[[ DATA SECTION, beginning ]]

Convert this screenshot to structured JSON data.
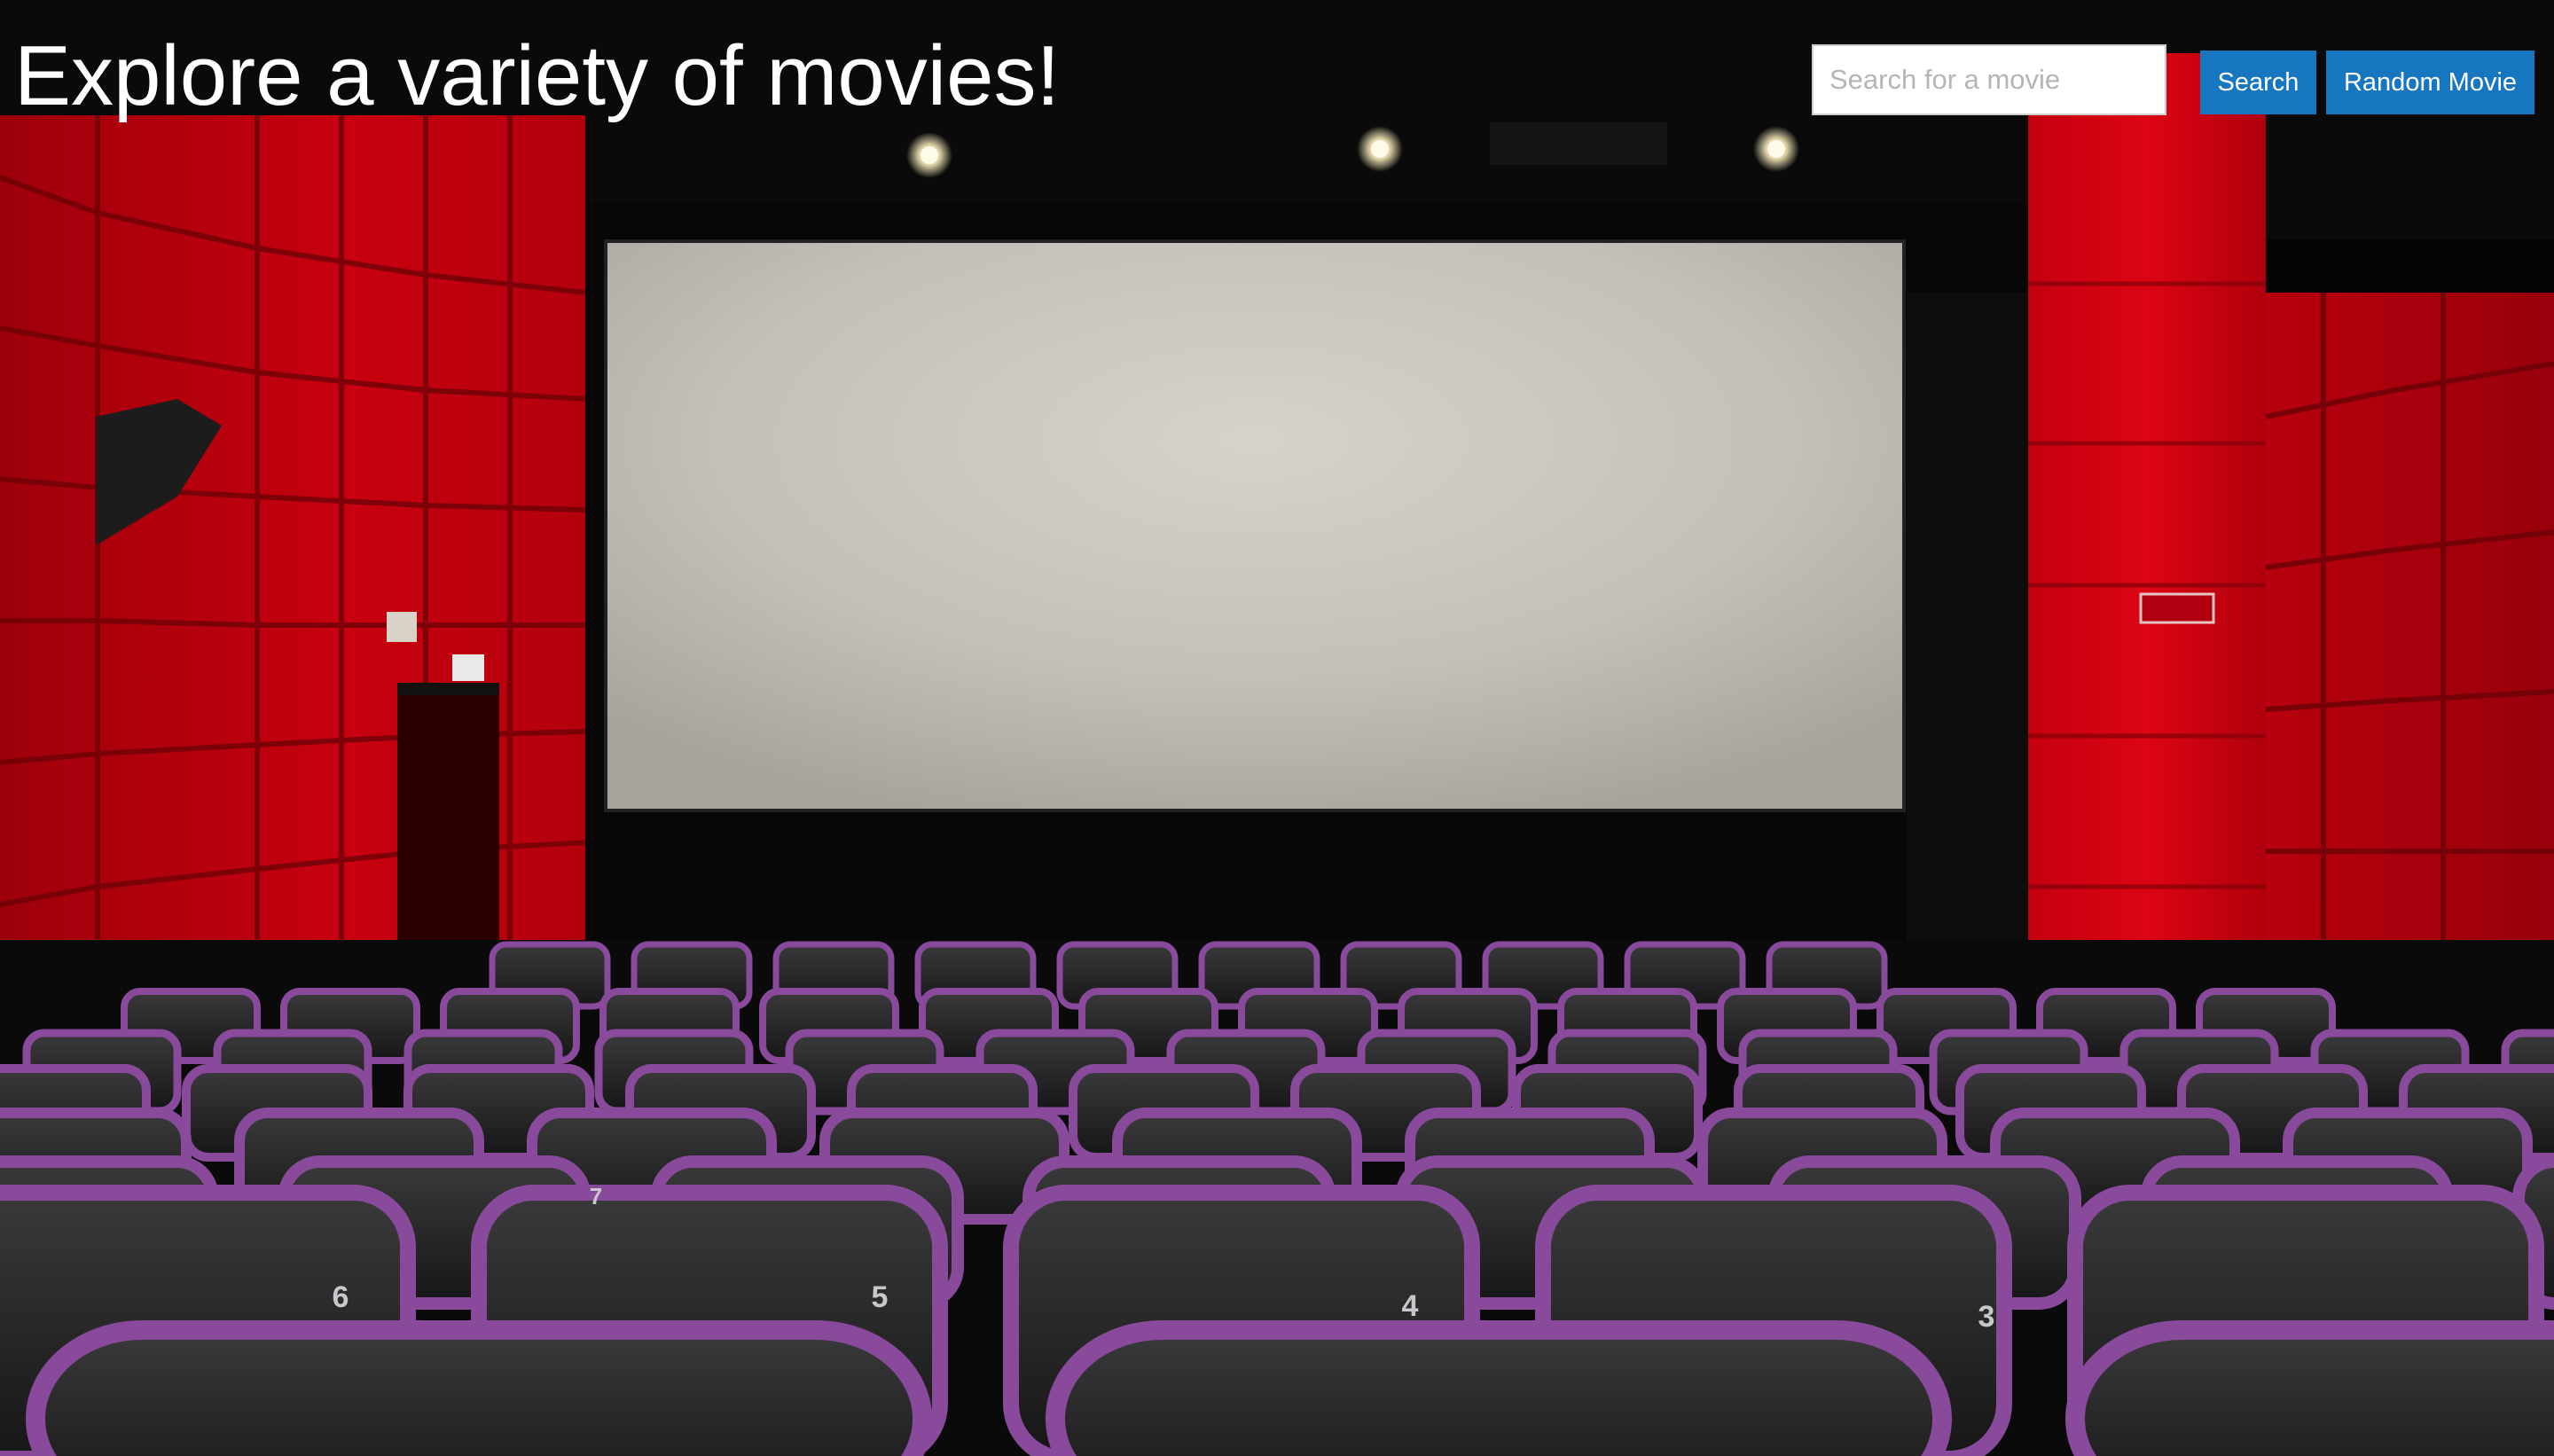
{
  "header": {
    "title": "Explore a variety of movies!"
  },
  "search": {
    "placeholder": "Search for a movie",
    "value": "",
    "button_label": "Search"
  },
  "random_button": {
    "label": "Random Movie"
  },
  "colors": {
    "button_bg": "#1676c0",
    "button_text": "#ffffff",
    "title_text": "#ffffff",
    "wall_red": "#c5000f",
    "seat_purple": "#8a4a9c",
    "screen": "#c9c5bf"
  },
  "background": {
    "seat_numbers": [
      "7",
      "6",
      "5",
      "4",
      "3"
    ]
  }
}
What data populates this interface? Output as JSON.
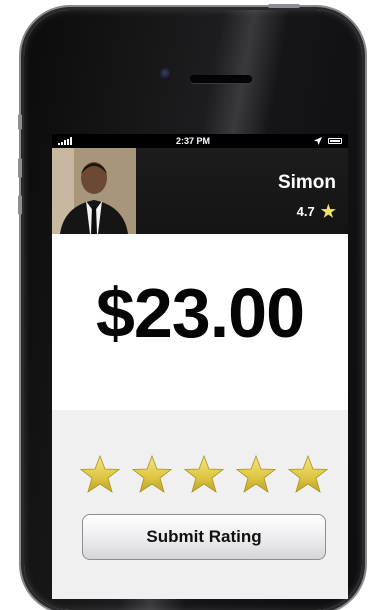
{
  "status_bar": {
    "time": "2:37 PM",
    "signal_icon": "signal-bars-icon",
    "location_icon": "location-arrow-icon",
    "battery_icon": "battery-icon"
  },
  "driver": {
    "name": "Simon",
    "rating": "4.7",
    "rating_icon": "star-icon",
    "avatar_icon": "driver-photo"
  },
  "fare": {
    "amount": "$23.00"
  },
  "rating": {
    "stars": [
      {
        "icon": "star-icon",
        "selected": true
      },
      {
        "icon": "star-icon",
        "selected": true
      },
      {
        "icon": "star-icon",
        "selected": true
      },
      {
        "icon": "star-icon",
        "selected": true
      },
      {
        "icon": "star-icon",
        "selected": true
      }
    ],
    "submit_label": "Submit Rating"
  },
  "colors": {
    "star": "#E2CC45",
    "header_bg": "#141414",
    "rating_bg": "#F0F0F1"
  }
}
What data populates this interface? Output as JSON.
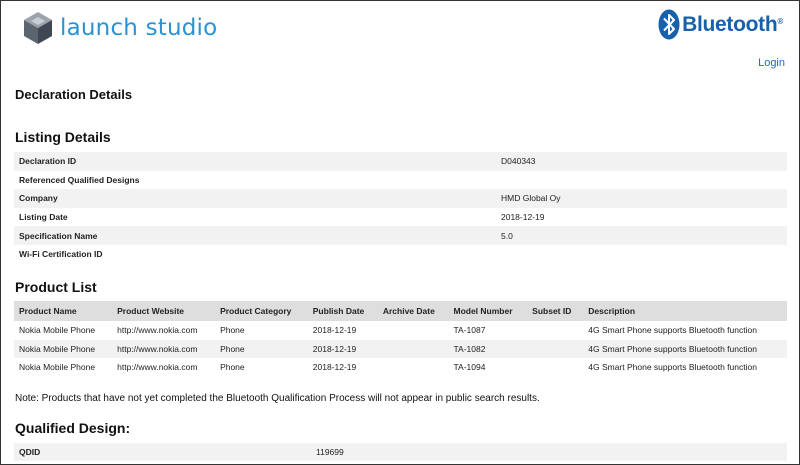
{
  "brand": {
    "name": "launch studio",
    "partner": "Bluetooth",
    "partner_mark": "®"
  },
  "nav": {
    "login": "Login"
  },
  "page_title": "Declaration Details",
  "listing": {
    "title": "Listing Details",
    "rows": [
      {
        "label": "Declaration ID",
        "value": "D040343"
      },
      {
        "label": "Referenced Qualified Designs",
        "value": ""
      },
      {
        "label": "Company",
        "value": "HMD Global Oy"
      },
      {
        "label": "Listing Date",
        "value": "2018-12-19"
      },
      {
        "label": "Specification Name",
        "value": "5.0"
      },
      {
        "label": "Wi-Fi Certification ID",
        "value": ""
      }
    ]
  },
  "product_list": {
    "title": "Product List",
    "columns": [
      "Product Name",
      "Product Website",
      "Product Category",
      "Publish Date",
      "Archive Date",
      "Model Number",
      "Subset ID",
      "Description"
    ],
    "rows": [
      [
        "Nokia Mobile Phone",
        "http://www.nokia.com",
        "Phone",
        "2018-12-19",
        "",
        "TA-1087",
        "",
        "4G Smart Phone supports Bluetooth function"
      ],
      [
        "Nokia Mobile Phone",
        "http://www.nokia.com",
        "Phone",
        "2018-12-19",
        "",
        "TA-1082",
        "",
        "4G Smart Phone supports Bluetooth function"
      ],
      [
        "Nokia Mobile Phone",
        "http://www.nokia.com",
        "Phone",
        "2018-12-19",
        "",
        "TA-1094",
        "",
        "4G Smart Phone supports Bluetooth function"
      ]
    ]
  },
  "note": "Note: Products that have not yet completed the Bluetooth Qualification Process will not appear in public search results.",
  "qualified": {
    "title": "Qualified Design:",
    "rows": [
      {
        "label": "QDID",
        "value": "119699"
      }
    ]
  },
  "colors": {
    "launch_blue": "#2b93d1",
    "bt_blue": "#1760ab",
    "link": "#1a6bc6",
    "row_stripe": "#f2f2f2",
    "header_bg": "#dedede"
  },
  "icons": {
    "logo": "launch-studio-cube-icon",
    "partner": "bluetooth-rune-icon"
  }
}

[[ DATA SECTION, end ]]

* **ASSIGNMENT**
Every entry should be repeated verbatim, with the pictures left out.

* **TASK RESPONSE**
Convert this screenshot to structured JSON data.
{
  "header": {
    "title": "Explore a variety of movies!"
  },
  "search": {
    "placeholder": "Search for a movie",
    "value": "",
    "button_label": "Search"
  },
  "random_button": {
    "label": "Random Movie"
  },
  "colors": {
    "button_bg": "#1676c0",
    "button_text": "#ffffff",
    "title_text": "#ffffff",
    "wall_red": "#c5000f",
    "seat_purple": "#8a4a9c",
    "screen": "#c9c5bf"
  },
  "background": {
    "seat_numbers": [
      "7",
      "6",
      "5",
      "4",
      "3"
    ]
  }
}
What data populates this interface? Output as JSON.
{
  "status_bar": {
    "time": "2:37 PM",
    "signal_icon": "signal-bars-icon",
    "location_icon": "location-arrow-icon",
    "battery_icon": "battery-icon"
  },
  "driver": {
    "name": "Simon",
    "rating": "4.7",
    "rating_icon": "star-icon",
    "avatar_icon": "driver-photo"
  },
  "fare": {
    "amount": "$23.00"
  },
  "rating": {
    "stars": [
      {
        "icon": "star-icon",
        "selected": true
      },
      {
        "icon": "star-icon",
        "selected": true
      },
      {
        "icon": "star-icon",
        "selected": true
      },
      {
        "icon": "star-icon",
        "selected": true
      },
      {
        "icon": "star-icon",
        "selected": true
      }
    ],
    "submit_label": "Submit Rating"
  },
  "colors": {
    "star": "#E2CC45",
    "header_bg": "#141414",
    "rating_bg": "#F0F0F1"
  }
}
What data populates this interface? Output as JSON.
{
  "brand": {
    "name": "launch studio",
    "partner": "Bluetooth",
    "partner_mark": "®"
  },
  "nav": {
    "login": "Login"
  },
  "page_title": "Declaration Details",
  "listing": {
    "title": "Listing Details",
    "rows": [
      {
        "label": "Declaration ID",
        "value": "D040343"
      },
      {
        "label": "Referenced Qualified Designs",
        "value": ""
      },
      {
        "label": "Company",
        "value": "HMD Global Oy"
      },
      {
        "label": "Listing Date",
        "value": "2018-12-19"
      },
      {
        "label": "Specification Name",
        "value": "5.0"
      },
      {
        "label": "Wi-Fi Certification ID",
        "value": ""
      }
    ]
  },
  "product_list": {
    "title": "Product List",
    "columns": [
      "Product Name",
      "Product Website",
      "Product Category",
      "Publish Date",
      "Archive Date",
      "Model Number",
      "Subset ID",
      "Description"
    ],
    "rows": [
      [
        "Nokia Mobile Phone",
        "http://www.nokia.com",
        "Phone",
        "2018-12-19",
        "",
        "TA-1087",
        "",
        "4G Smart Phone supports Bluetooth function"
      ],
      [
        "Nokia Mobile Phone",
        "http://www.nokia.com",
        "Phone",
        "2018-12-19",
        "",
        "TA-1082",
        "",
        "4G Smart Phone supports Bluetooth function"
      ],
      [
        "Nokia Mobile Phone",
        "http://www.nokia.com",
        "Phone",
        "2018-12-19",
        "",
        "TA-1094",
        "",
        "4G Smart Phone supports Bluetooth function"
      ]
    ]
  },
  "note": "Note: Products that have not yet completed the Bluetooth Qualification Process will not appear in public search results.",
  "qualified": {
    "title": "Qualified Design:",
    "rows": [
      {
        "label": "QDID",
        "value": "119699"
      }
    ]
  },
  "colors": {
    "launch_blue": "#2b93d1",
    "bt_blue": "#1760ab",
    "link": "#1a6bc6",
    "row_stripe": "#f2f2f2",
    "header_bg": "#dedede"
  },
  "icons": {
    "logo": "launch-studio-cube-icon",
    "partner": "bluetooth-rune-icon"
  }
}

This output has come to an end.